DATA SECTION:
[Start of Attachment]

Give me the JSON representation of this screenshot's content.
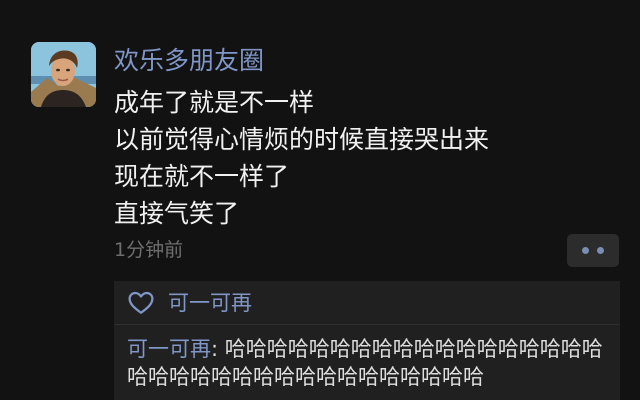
{
  "post": {
    "username": "欢乐多朋友圈",
    "lines": [
      "成年了就是不一样",
      "以前觉得心情烦的时候直接哭出来",
      "现在就不一样了",
      "直接气笑了"
    ],
    "timestamp": "1分钟前",
    "more_icon": "ellipsis-icon"
  },
  "interactions": {
    "like_icon": "heart-outline-icon",
    "likes": [
      "可一可再"
    ],
    "comments": [
      {
        "author": "可一可再",
        "separator": ": ",
        "text": "哈哈哈哈哈哈哈哈哈哈哈哈哈哈哈哈哈哈哈哈哈哈哈哈哈哈哈哈哈哈哈哈哈哈哈"
      }
    ]
  },
  "colors": {
    "background": "#121212",
    "name_blue": "#7f96c6",
    "text_primary": "#f1f1f1",
    "text_secondary": "#6e6e6e",
    "panel": "#202020"
  }
}
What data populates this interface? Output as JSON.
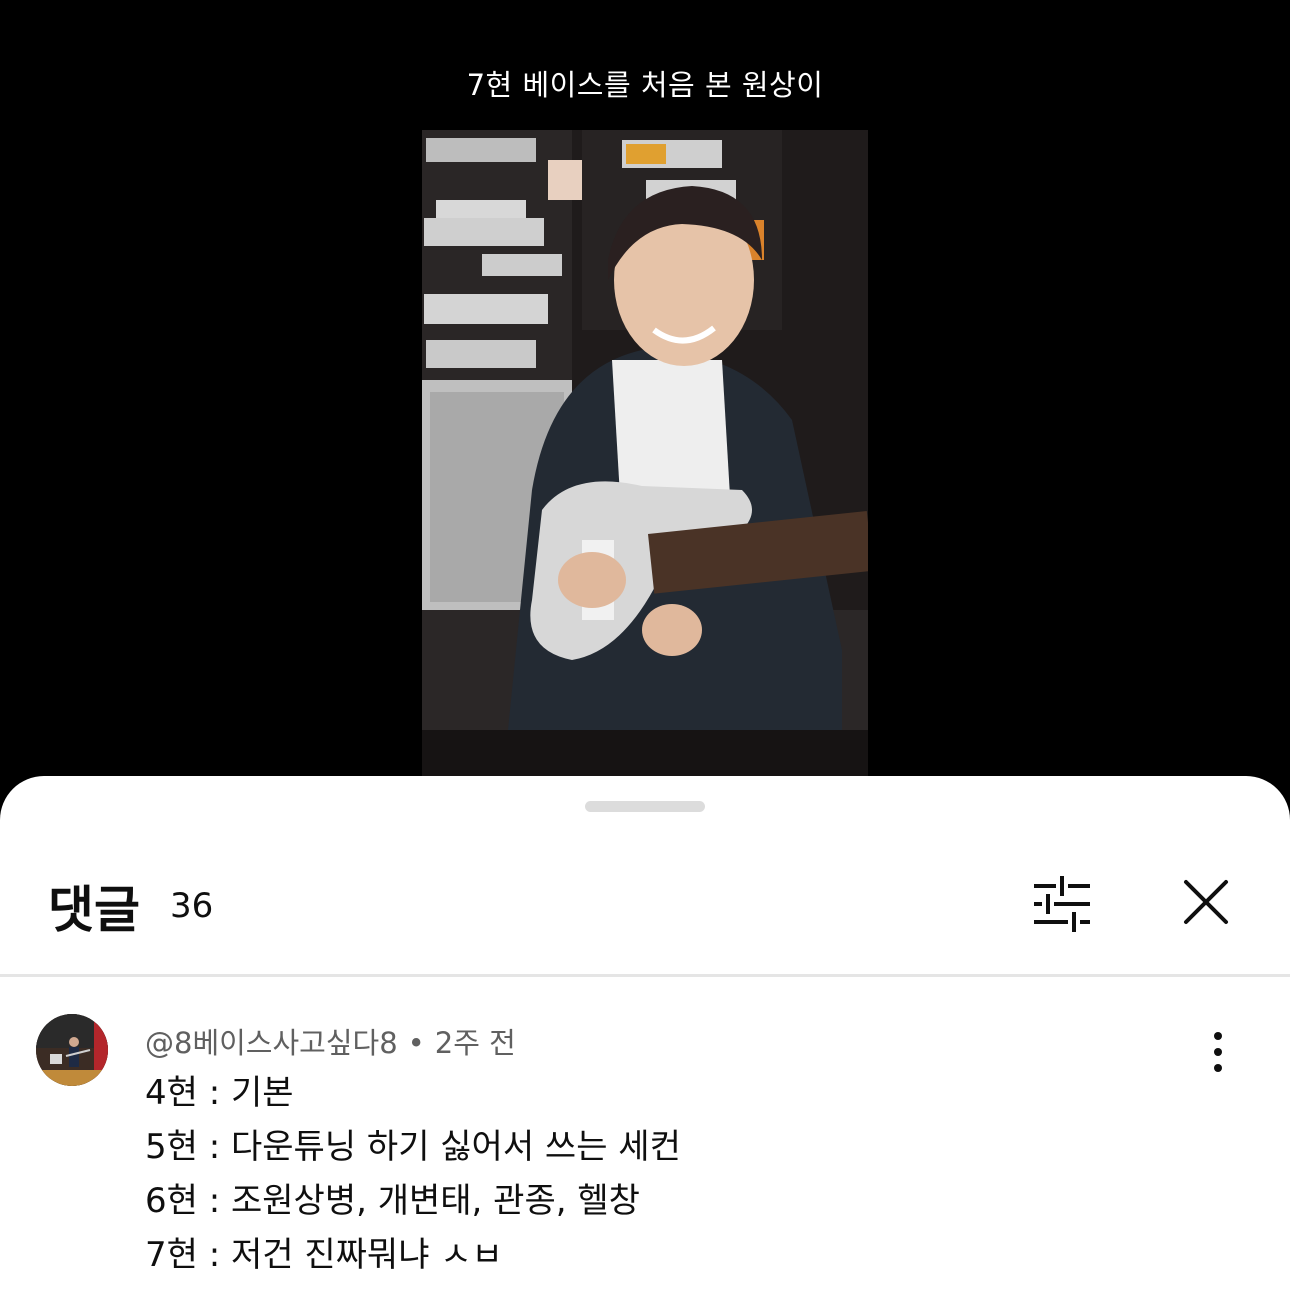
{
  "video": {
    "title": "7현 베이스를 처음 본 원상이"
  },
  "comments_panel": {
    "title": "댓글",
    "count": "36",
    "icons": {
      "filter": "sliders-icon",
      "close": "close-icon",
      "more": "more-vertical-icon"
    },
    "comments": [
      {
        "author": "@8베이스사고싶다8",
        "separator": "•",
        "time": "2주 전",
        "lines": [
          "4현 : 기본",
          "5현 : 다운튜닝 하기 싫어서 쓰는 세컨",
          "6현 : 조원상병, 개변태, 관종, 헬창",
          "7현 : 저건 진짜뭐냐 ㅅㅂ"
        ]
      }
    ]
  }
}
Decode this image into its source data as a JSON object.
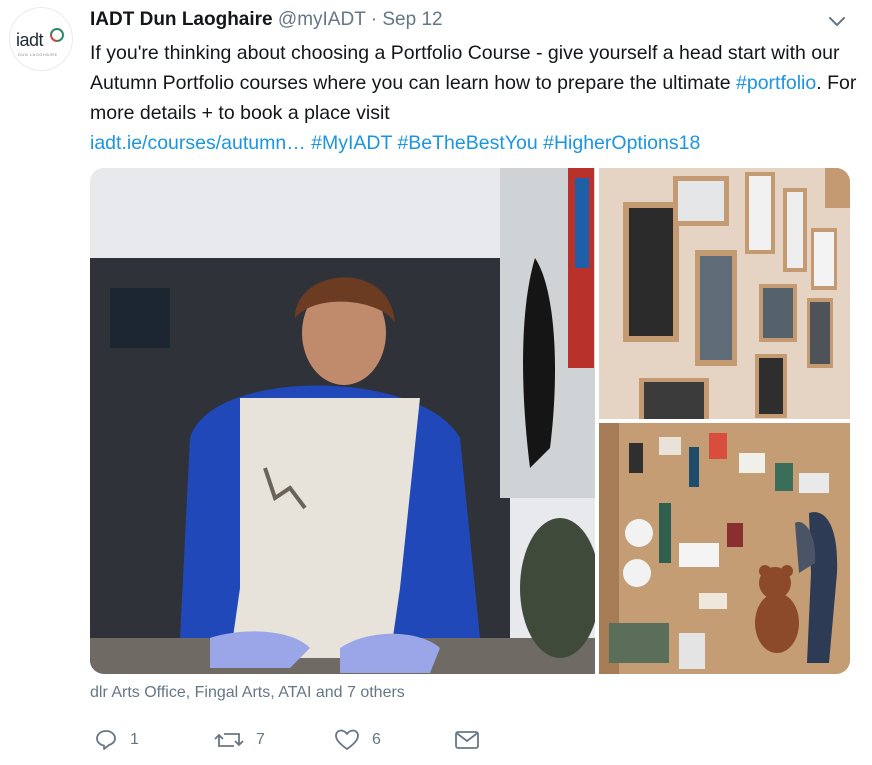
{
  "avatar": {
    "logo_text": "iadt",
    "logo_sub": "DUN LAOGHAIRE"
  },
  "tweet": {
    "author_name": "IADT Dun Laoghaire",
    "handle": "@myIADT",
    "separator": "·",
    "date": "Sep 12",
    "text_part1": "If you're thinking about choosing a Portfolio Course - give yourself a head start with our Autumn Portfolio courses where you can learn how to prepare the ultimate ",
    "hashtag_portfolio": "#portfolio",
    "text_part2": ". For more details + to book a place visit ",
    "link": "iadt.ie/courses/autumn…",
    "hashtag_myiadt": "#MyIADT",
    "hashtag_bethebestyou": "#BeTheBestYou",
    "hashtag_higheroptions": "#HigherOptions18",
    "tagged": "dlr Arts Office, Fingal Arts, ATAI and 7 others"
  },
  "actions": {
    "reply_count": "1",
    "retweet_count": "7",
    "like_count": "6"
  },
  "colors": {
    "link": "#1b95e0",
    "muted": "#657786",
    "text": "#14171a"
  },
  "icons": [
    "caret-down-icon",
    "reply-icon",
    "retweet-icon",
    "like-icon",
    "message-icon"
  ]
}
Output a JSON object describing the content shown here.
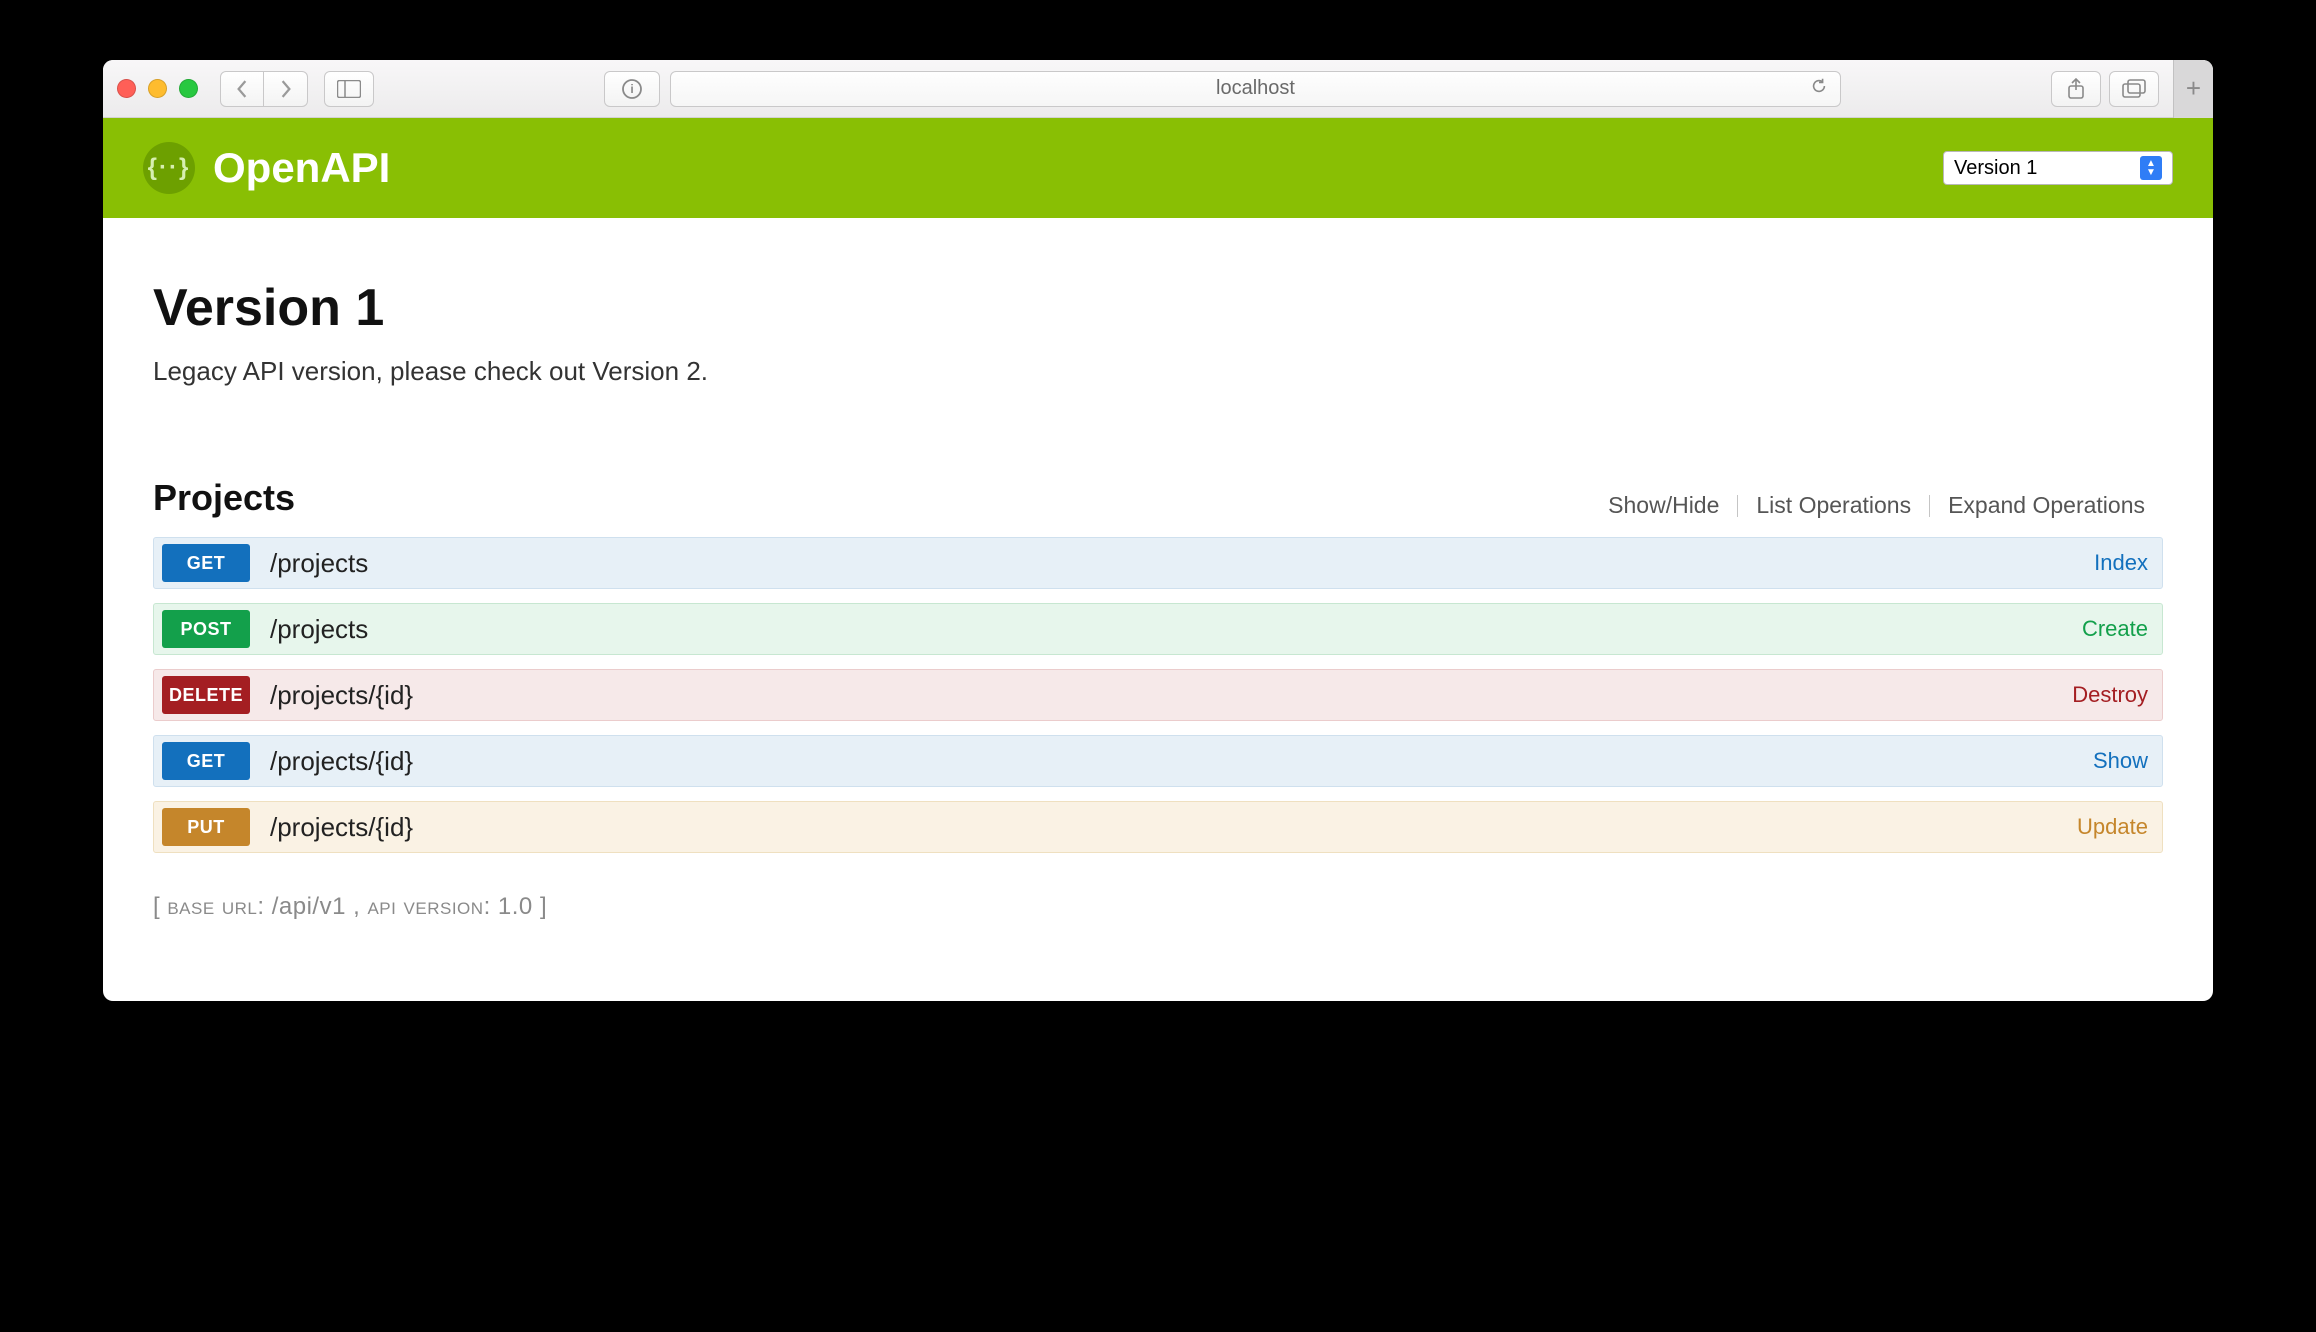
{
  "browser": {
    "address": "localhost"
  },
  "header": {
    "brand": "OpenAPI",
    "logo_glyph": "{··}",
    "version_selected": "Version 1"
  },
  "page": {
    "title": "Version 1",
    "subtitle": "Legacy API version, please check out Version 2."
  },
  "section": {
    "title": "Projects",
    "actions": {
      "show_hide": "Show/Hide",
      "list_ops": "List Operations",
      "expand_ops": "Expand Operations"
    }
  },
  "operations": [
    {
      "method": "GET",
      "path": "/projects",
      "action": "Index",
      "kind": "get"
    },
    {
      "method": "POST",
      "path": "/projects",
      "action": "Create",
      "kind": "post"
    },
    {
      "method": "DELETE",
      "path": "/projects/{id}",
      "action": "Destroy",
      "kind": "delete"
    },
    {
      "method": "GET",
      "path": "/projects/{id}",
      "action": "Show",
      "kind": "get"
    },
    {
      "method": "PUT",
      "path": "/projects/{id}",
      "action": "Update",
      "kind": "put"
    }
  ],
  "footer": {
    "base_url_label": "base url",
    "base_url": "/api/v1",
    "api_version_label": "api version",
    "api_version": "1.0"
  }
}
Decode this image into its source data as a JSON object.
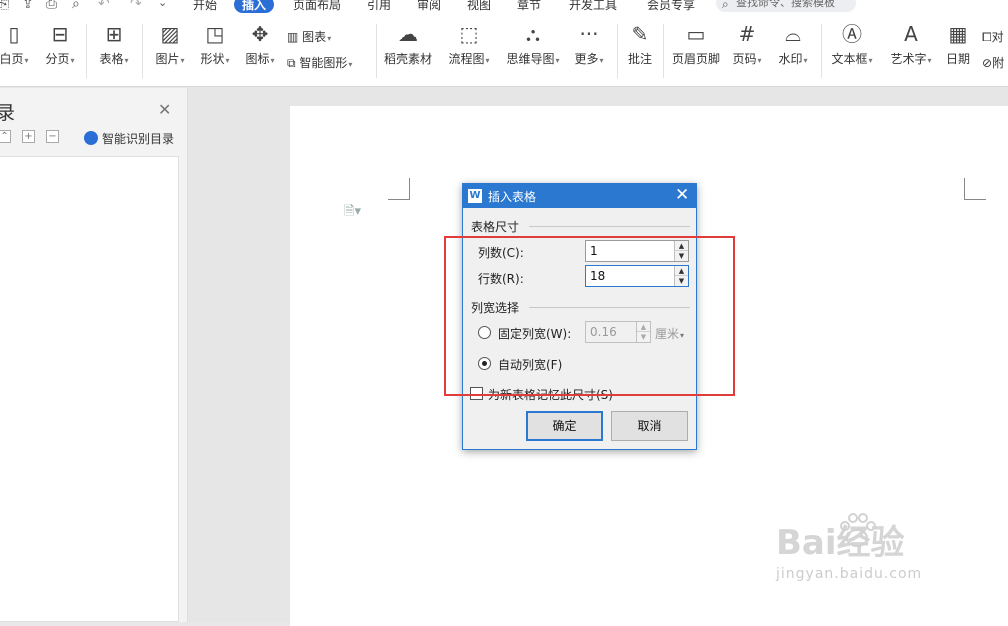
{
  "quickaccess": {
    "icons": [
      "open-icon",
      "share-icon",
      "print-icon",
      "print-preview-icon",
      "undo-icon",
      "redo-icon",
      "customize-icon"
    ]
  },
  "menu": {
    "tabs": [
      {
        "label": "开始"
      },
      {
        "label": "插入",
        "active": true
      },
      {
        "label": "页面布局"
      },
      {
        "label": "引用"
      },
      {
        "label": "审阅"
      },
      {
        "label": "视图"
      },
      {
        "label": "章节"
      },
      {
        "label": "开发工具"
      },
      {
        "label": "会员专享"
      }
    ],
    "search_placeholder": "查找命令、搜索模板"
  },
  "ribbon": {
    "blank_page": "白页",
    "page_break": "分页",
    "table": "表格",
    "picture": "图片",
    "shape": "形状",
    "icon": "图标",
    "chart": "图表",
    "smartart": "智能图形",
    "materials": "稻壳素材",
    "flowchart": "流程图",
    "mindmap": "思维导图",
    "more": "更多",
    "comment": "批注",
    "header_footer": "页眉页脚",
    "page_number": "页码",
    "watermark": "水印",
    "textbox": "文本框",
    "wordart": "艺术字",
    "date": "日期",
    "object": "对",
    "attachment": "附"
  },
  "navpane": {
    "title": "录",
    "smart_toc": "智能识别目录"
  },
  "dialog": {
    "title": "插入表格",
    "size_group": "表格尺寸",
    "columns_label": "列数(C):",
    "columns_value": "1",
    "rows_label": "行数(R):",
    "rows_value": "18",
    "width_group": "列宽选择",
    "fixed_label": "固定列宽(W):",
    "fixed_value": "0.16",
    "unit": "厘米",
    "auto_label": "自动列宽(F)",
    "remember_label": "为新表格记忆此尺寸(S)",
    "ok": "确定",
    "cancel": "取消",
    "auto_selected": true,
    "remember_checked": false
  },
  "watermark_text": {
    "brand": "Bai经验",
    "url": "jingyan.baidu.com"
  },
  "colors": {
    "accent": "#2b78d0",
    "highlight": "#e03c3c",
    "active_tab": "#2b6fd6"
  }
}
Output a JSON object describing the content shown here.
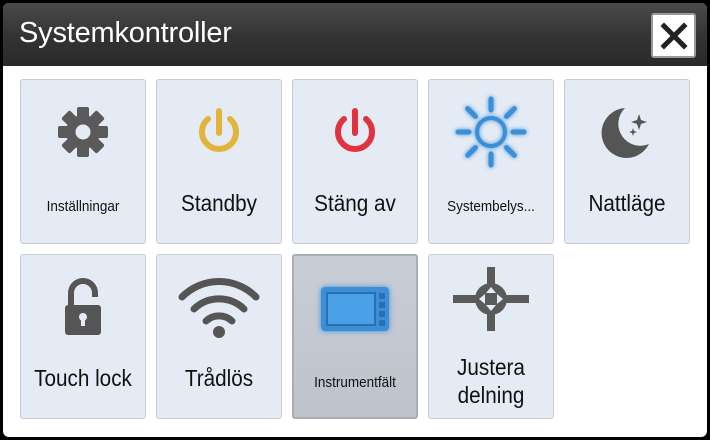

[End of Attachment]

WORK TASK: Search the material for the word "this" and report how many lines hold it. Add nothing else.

TASK RESULT: 4